§ **AIM OF THE TASK**:
Go through the data below and return each line where the string "Editor" occurs.

*** RECORDS SUPPLIED ***

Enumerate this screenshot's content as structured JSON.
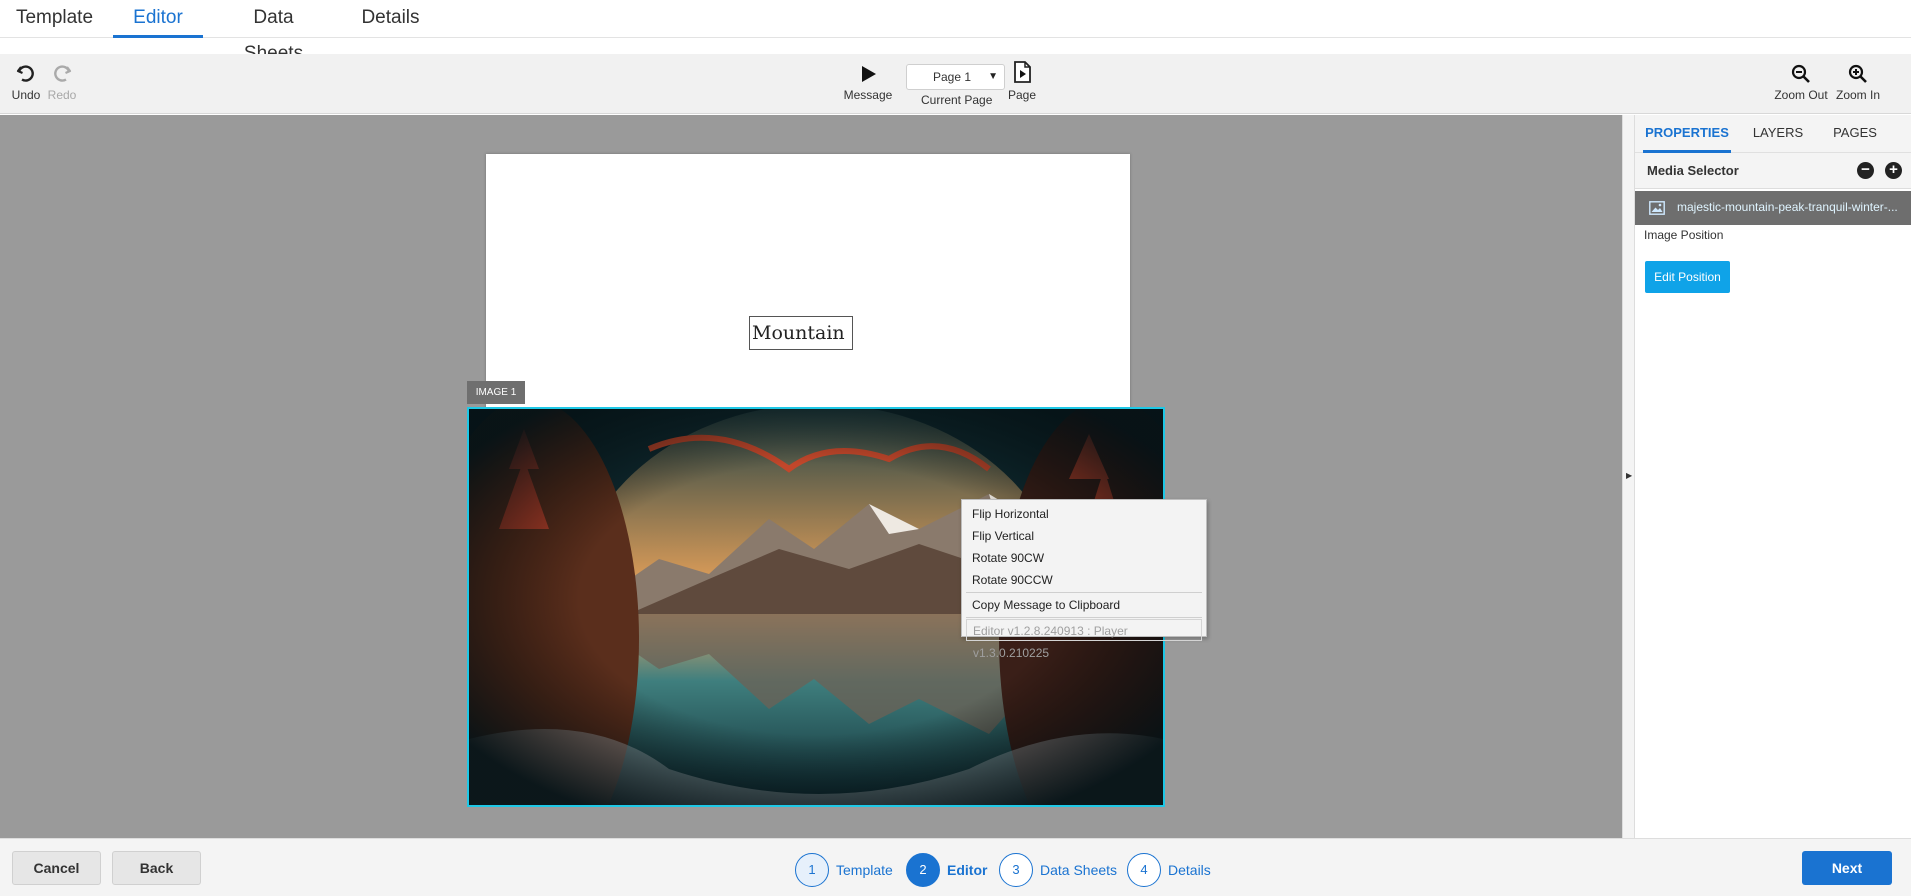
{
  "top_tabs": [
    {
      "label": "Template"
    },
    {
      "label": "Editor",
      "active": true
    },
    {
      "label": "Data Sheets"
    },
    {
      "label": "Details"
    }
  ],
  "toolbar": {
    "undo_label": "Undo",
    "redo_label": "Redo",
    "message_label": "Message",
    "page_select_value": "Page 1",
    "current_page_label": "Current Page",
    "page_label": "Page",
    "zoom_out_label": "Zoom Out",
    "zoom_in_label": "Zoom In"
  },
  "canvas": {
    "textbox_text": "Mountain",
    "image_tag": "IMAGE 1"
  },
  "context_menu": {
    "items": [
      "Flip Horizontal",
      "Flip Vertical",
      "Rotate 90CW",
      "Rotate 90CCW"
    ],
    "copy_item": "Copy Message to Clipboard",
    "version_text": "Editor v1.2.8.240913 : Player v1.3.0.210225"
  },
  "right_panel": {
    "tabs": [
      "PROPERTIES",
      "LAYERS",
      "PAGES"
    ],
    "active_tab": "PROPERTIES",
    "media_selector_title": "Media Selector",
    "media_file_name": "majestic-mountain-peak-tranquil-winter-...",
    "image_position_label": "Image Position",
    "edit_position_label": "Edit Position"
  },
  "bottom_bar": {
    "cancel_label": "Cancel",
    "back_label": "Back",
    "next_label": "Next",
    "steps": [
      {
        "num": "1",
        "label": "Template"
      },
      {
        "num": "2",
        "label": "Editor"
      },
      {
        "num": "3",
        "label": "Data Sheets"
      },
      {
        "num": "4",
        "label": "Details"
      }
    ]
  },
  "colors": {
    "accent": "#1a73d1",
    "selection": "#1ec8e6",
    "edit_button": "#0fa3e8",
    "canvas_bg": "#9a9a9a"
  }
}
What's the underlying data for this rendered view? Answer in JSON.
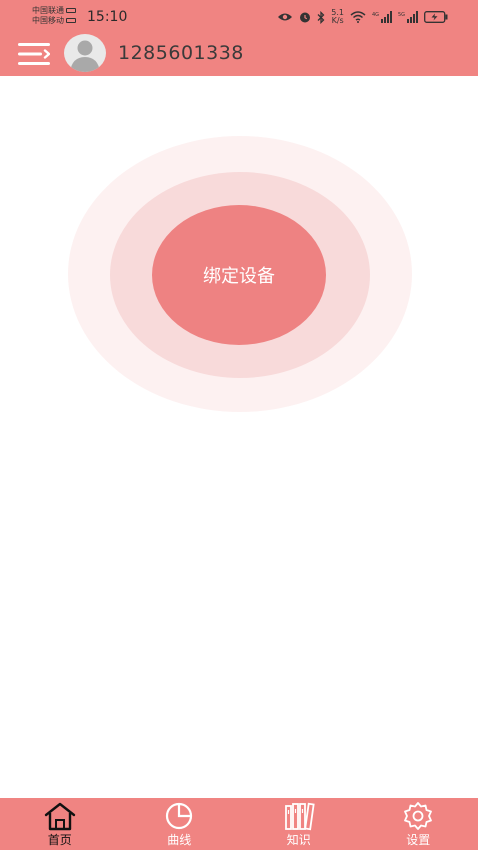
{
  "status_bar": {
    "carrier_1": "中国联通",
    "carrier_2": "中国移动",
    "time": "15:10",
    "net_speed_value": "5.1",
    "net_speed_unit": "K/s",
    "signal_1_tag": "4G",
    "signal_2_tag": "5G"
  },
  "header": {
    "menu_icon": "menu-icon",
    "avatar_icon": "user-avatar-icon",
    "username": "1285601338"
  },
  "main": {
    "bind_button_label": "绑定设备"
  },
  "bottom_nav": {
    "items": [
      {
        "label": "首页",
        "icon": "home-icon",
        "active": true
      },
      {
        "label": "曲线",
        "icon": "pie-chart-icon",
        "active": false
      },
      {
        "label": "知识",
        "icon": "books-icon",
        "active": false
      },
      {
        "label": "设置",
        "icon": "gear-icon",
        "active": false
      }
    ]
  },
  "colors": {
    "primary": "#f08482",
    "ring_outer": "#fdf1f1",
    "ring_mid": "#f8dada",
    "button": "#ee8282"
  }
}
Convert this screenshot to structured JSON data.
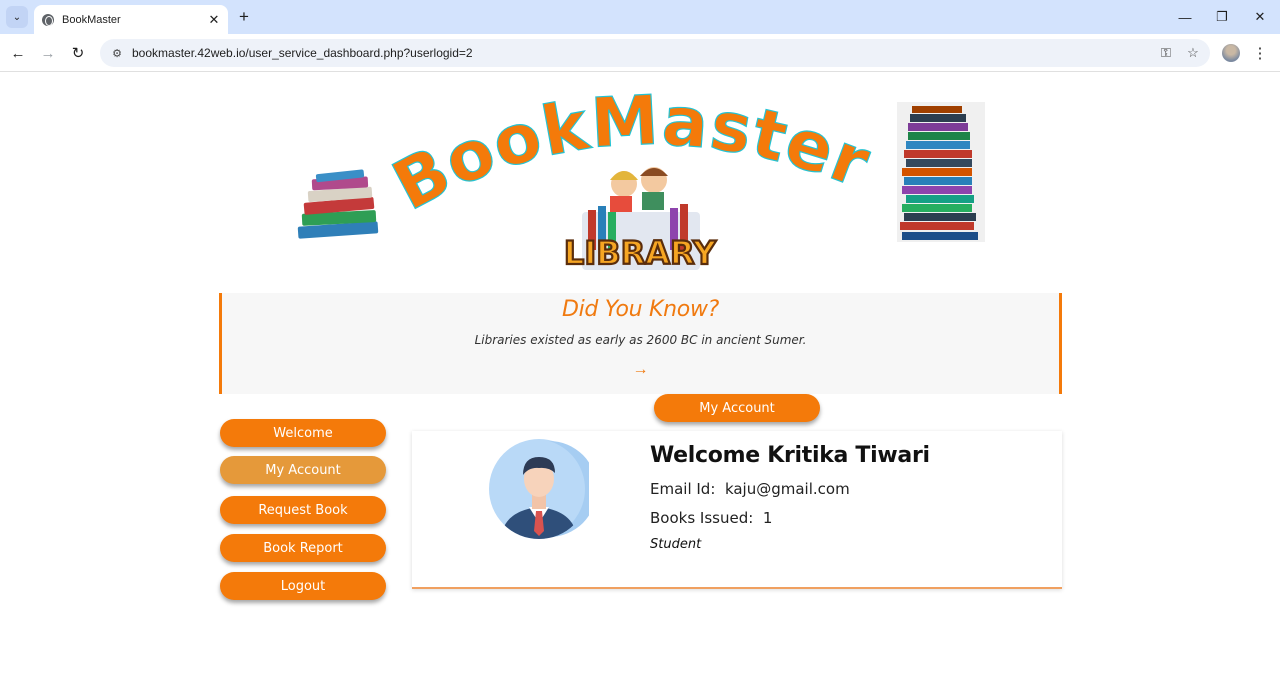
{
  "browser": {
    "tab_title": "BookMaster",
    "url": "bookmaster.42web.io/user_service_dashboard.php?userlogid=2",
    "new_tab": "+",
    "tab_close": "✕",
    "minimize": "—",
    "restore": "❐",
    "close": "✕",
    "back": "←",
    "forward": "→",
    "reload": "↻",
    "site_info": "⚙",
    "key_icon": "⚿",
    "star_icon": "☆",
    "menu": "⋮",
    "dropdown": "⌄"
  },
  "logo": {
    "title": "BookMaster",
    "sub": "LIBRARY"
  },
  "fact": {
    "title": "Did You Know?",
    "text": "Libraries existed as early as 2600 BC in ancient Sumer.",
    "arrow": "→"
  },
  "top_button": "My Account",
  "sidebar": {
    "items": [
      {
        "label": "Welcome"
      },
      {
        "label": "My Account"
      },
      {
        "label": "Request Book"
      },
      {
        "label": "Book Report"
      },
      {
        "label": "Logout"
      }
    ]
  },
  "profile": {
    "welcome": "Welcome Kritika Tiwari",
    "email_label": "Email Id:",
    "email": "kaju@gmail.com",
    "books_label": "Books Issued:",
    "books": "1",
    "role": "Student"
  },
  "colors": {
    "accent": "#f47a0a",
    "active": "#e5993a",
    "tabbar": "#d3e3fd"
  }
}
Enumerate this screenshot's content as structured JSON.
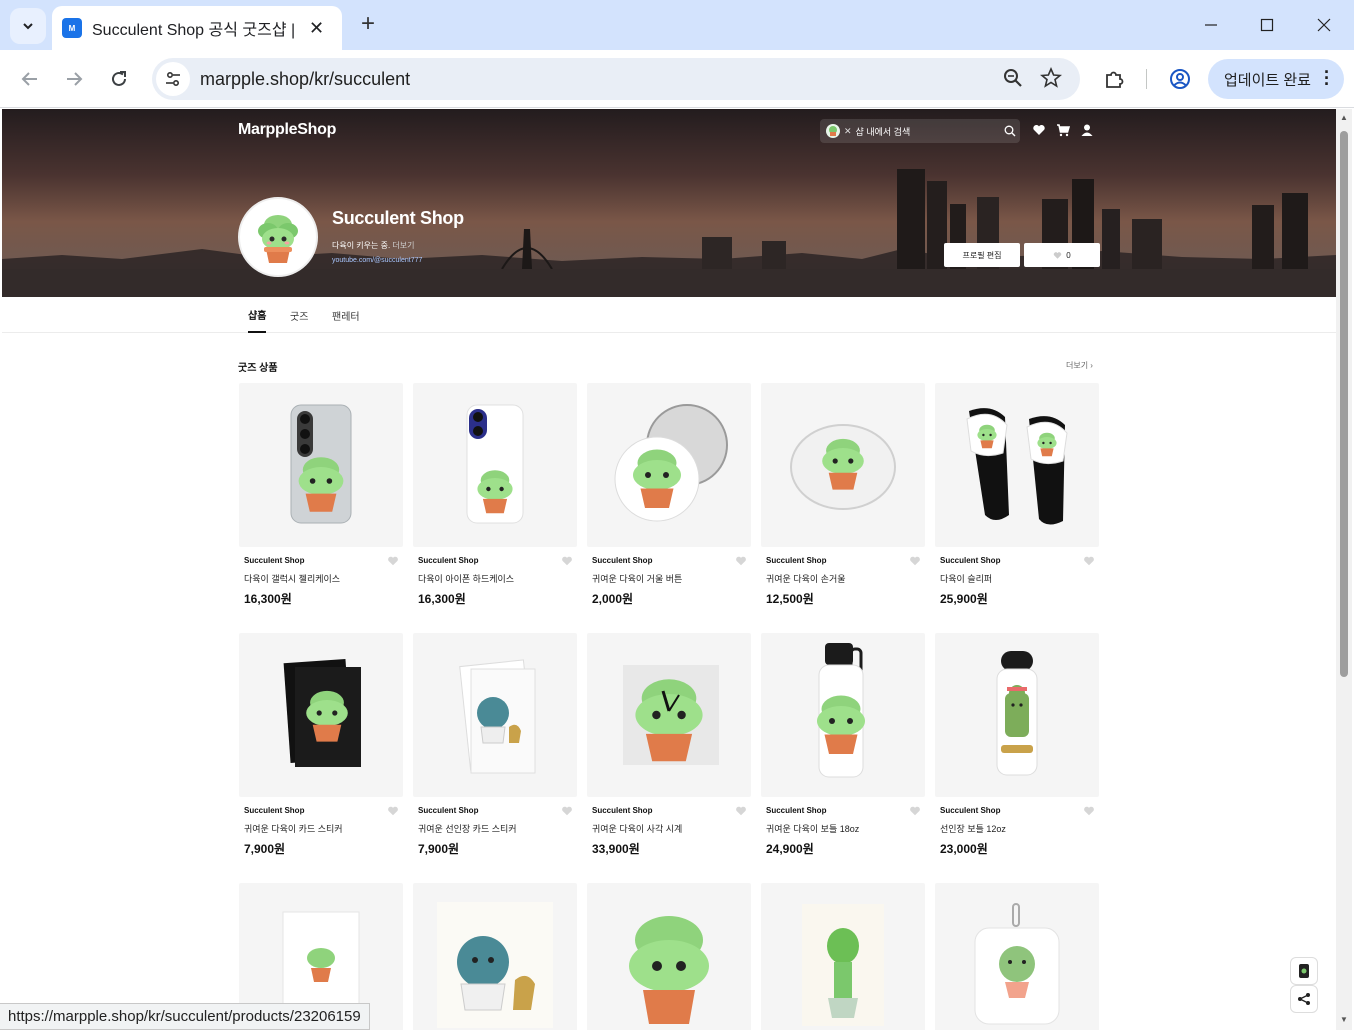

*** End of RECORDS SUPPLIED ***

§ **ANSWER TO THIS TASK**:
      "label": "Editor",
    "version_text": "Editor v1.2.8.240913 : Player v1.3.0.210225"
        "label": "Editor"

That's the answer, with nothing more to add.